Negligence tort is typically defined as the failure of a party to take reasonable responsibility when his or her property comes into contact with another person.
Negligence tort is unintentional by nature; someone who is negligent causes harm through carelessness, not through intentional harm.
In a personal injury claim, negligence tort is anything but a vague concept; in order to prove fault and establish negligence, 4 requirements must be met.
We’ve written a detailed article examining the ins and outs of negligence and how it is determined in your case. Here’s a quick rundown of the 4 requirements needed to prove negligence in your personal injury claim.
1. There was a duty of care

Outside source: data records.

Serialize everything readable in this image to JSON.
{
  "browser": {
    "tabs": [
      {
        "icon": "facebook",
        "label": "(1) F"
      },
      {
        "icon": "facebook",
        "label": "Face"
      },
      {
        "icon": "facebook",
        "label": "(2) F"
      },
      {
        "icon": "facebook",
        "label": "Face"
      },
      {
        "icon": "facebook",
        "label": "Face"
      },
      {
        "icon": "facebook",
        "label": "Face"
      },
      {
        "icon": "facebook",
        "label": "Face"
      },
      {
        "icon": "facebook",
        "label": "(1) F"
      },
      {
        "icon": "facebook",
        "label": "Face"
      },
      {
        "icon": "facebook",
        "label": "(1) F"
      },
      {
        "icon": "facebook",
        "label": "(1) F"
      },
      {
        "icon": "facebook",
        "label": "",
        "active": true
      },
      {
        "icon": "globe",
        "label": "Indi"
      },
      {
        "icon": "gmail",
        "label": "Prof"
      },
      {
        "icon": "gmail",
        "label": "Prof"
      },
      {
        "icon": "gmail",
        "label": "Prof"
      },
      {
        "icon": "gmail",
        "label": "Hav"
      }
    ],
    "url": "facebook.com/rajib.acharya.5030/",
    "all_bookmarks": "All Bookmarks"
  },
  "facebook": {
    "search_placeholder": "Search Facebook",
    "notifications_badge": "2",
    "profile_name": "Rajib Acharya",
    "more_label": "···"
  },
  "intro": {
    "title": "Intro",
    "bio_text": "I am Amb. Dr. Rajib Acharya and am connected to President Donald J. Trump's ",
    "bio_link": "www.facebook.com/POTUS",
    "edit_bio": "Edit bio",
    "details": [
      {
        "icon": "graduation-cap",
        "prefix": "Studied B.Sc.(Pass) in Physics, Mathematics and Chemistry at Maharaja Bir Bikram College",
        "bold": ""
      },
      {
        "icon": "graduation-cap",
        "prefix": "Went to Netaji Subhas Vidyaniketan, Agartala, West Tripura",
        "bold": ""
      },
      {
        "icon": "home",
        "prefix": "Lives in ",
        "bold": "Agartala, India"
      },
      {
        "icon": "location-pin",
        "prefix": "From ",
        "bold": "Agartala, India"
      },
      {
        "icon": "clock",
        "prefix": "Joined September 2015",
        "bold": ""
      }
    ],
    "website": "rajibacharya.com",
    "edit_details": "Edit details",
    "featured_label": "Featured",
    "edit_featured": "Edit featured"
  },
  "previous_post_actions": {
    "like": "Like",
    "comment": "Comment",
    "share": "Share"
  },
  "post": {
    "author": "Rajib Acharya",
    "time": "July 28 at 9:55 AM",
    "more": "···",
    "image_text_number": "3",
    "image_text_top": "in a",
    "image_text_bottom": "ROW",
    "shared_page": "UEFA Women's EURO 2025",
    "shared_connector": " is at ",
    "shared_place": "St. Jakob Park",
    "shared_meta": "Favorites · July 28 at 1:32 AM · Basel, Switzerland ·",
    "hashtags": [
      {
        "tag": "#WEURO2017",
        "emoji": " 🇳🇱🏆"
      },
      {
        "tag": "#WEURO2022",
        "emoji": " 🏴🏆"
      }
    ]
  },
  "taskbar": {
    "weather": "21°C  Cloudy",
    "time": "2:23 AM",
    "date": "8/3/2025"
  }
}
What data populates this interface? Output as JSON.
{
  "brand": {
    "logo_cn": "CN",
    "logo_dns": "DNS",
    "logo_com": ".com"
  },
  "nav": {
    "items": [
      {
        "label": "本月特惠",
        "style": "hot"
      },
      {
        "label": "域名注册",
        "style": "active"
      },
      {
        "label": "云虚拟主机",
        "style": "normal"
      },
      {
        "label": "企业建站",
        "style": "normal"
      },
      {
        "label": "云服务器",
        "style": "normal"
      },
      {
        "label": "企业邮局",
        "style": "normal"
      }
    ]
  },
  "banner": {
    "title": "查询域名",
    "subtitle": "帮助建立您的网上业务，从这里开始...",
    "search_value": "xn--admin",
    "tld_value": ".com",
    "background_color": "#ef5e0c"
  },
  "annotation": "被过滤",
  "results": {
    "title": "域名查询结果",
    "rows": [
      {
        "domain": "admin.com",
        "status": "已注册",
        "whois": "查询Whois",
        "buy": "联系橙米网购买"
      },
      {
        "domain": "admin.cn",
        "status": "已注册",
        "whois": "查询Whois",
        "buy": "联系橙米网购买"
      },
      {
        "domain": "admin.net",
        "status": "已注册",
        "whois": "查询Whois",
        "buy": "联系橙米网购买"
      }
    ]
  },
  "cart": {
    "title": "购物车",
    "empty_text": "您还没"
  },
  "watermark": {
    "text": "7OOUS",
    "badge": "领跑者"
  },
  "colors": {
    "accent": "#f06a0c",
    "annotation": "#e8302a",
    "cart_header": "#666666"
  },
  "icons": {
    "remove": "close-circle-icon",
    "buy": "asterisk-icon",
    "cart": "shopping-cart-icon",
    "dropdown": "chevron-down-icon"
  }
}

Duty of care means that if someone could possibly be injured on another’s property, there is a responsibility of the property owner to do what they can to prevent an accident from happening.
For example, a business has a duty of care to warn customers of a wet floor by putting down a wet floor sign.
2. The duty of care must have been violated
Failing to put down the wet floor sign is an example of a duty of care being violated. A property owner fails to take all precautions necessary in order to prevent visitors from having an accident.
Another example: drivers have a duty of care to obey traffic laws, especially common carriers like bus drivers or taxi drivers. If a driver fails to yield, is in an accident, and a passenger is injured, the driver has violated his or her duty of care.
3. This violation directly caused injury
Going back to the driver example, the injured person must be able to prove that the driver’s failure to yield directly caused the injury in question.
This means that any conditions the victim may have had beforehand must be ruled out as potential causes for the injuries.
4. The injury resulted in loss
To proceed with a personal injury claim, the injured party must be able to prove that the injuries caused by a negligent accident have caused significant financial loss.
In order to receive compensation, injuries must have caused enough financial strain to warrant receiving damages.
Each of these four elements of negligence must be present in order to prove fault and have a successful personal injury claim.